Dada is: COLLAGE

The Dadaists found the purest form and expression of their philosophy in collage. Combining their experiments with photography, textual cut-ups and chance compositions, a vibrant and amorphous new language of images emerged – articulating chaos and snapshotting the broad and complex interconnectivity within the contemporary visual world.

Kurt Schwitters approached the Dadaists and asked to join their ranks, describing himself as the man who nails his paintings together, and it is his collages or “Merz” that have enjoyed the most popular longevity. But in fact, the majority of the prominent Dadaists made collages or photomontages at some point in their practice and each can be clearly identified by the character of the work.

Schwitters’ assemblages, for example, consist of cubist combinations of maps and tickets, sweet papers and magazines, brought together in meaningless and yet harmonious and sometimes sentimental arrangements which invite the viewer to inject their own narratives into the art, whereas Hannah Hoch’s montages more blatantly exploit the products of mass media to create brutally fragmented and yet sharply focused satires of the time.

The collisions between political imagery, nonsense text and abstract visual forms caused great sparks to erupt from Dadaism.
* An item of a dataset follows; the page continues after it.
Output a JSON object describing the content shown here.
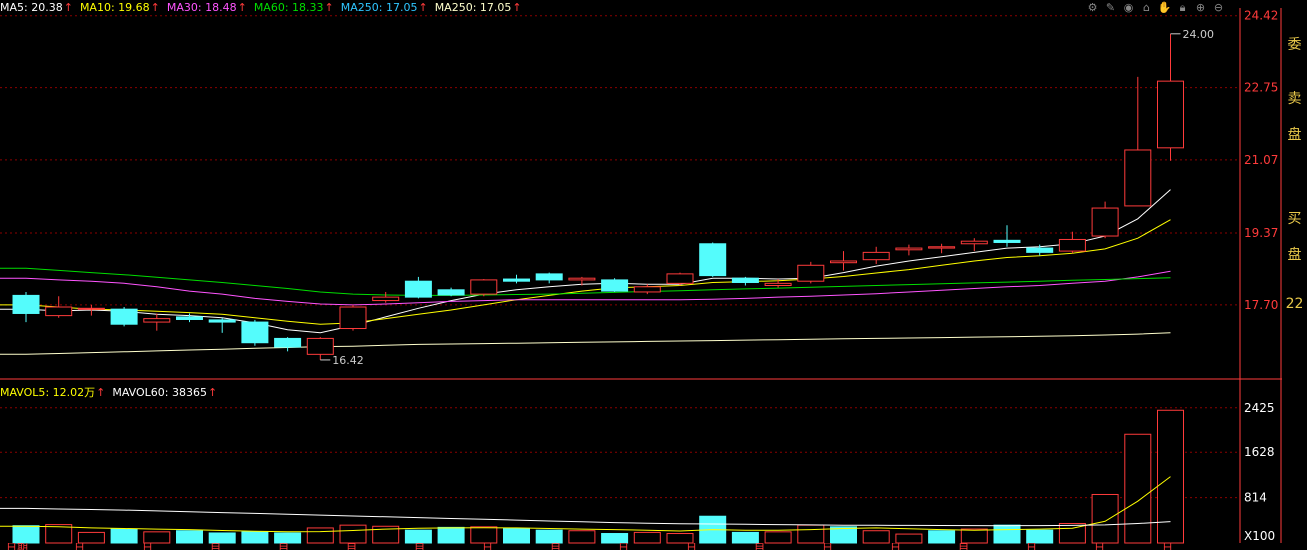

Whether a collage elicited the luminous soul of the artist, deconstructed the machines of war or spontaneously conceived new realities free from cerebral intention and drenched in liberty, the fundamental manipulation of familiar and logical symbols into totems of anti-art was revolutionary and appalled the art establishment.

A similar movement has emerged again, however, in the digital landscape of our contemporary chaos, freed from scissors and glue and granted infinite versatility. Equally nihilistic and politically dissatisfied people have manipulated the aesthetic of the internet into something which is fundamentally Dada. The culture of memes, shitposts and existential inanity is surely the intellectual continuation of what the Dadaists were expounding.

Compare the self-referential works of Hausmann or the photographic satire of Hoch or the vibrancy of Arp to the ever scrolling parade of frustrated millennial nonsense on Tumblr or Instagram and one can plainly see that Dada is alive and well.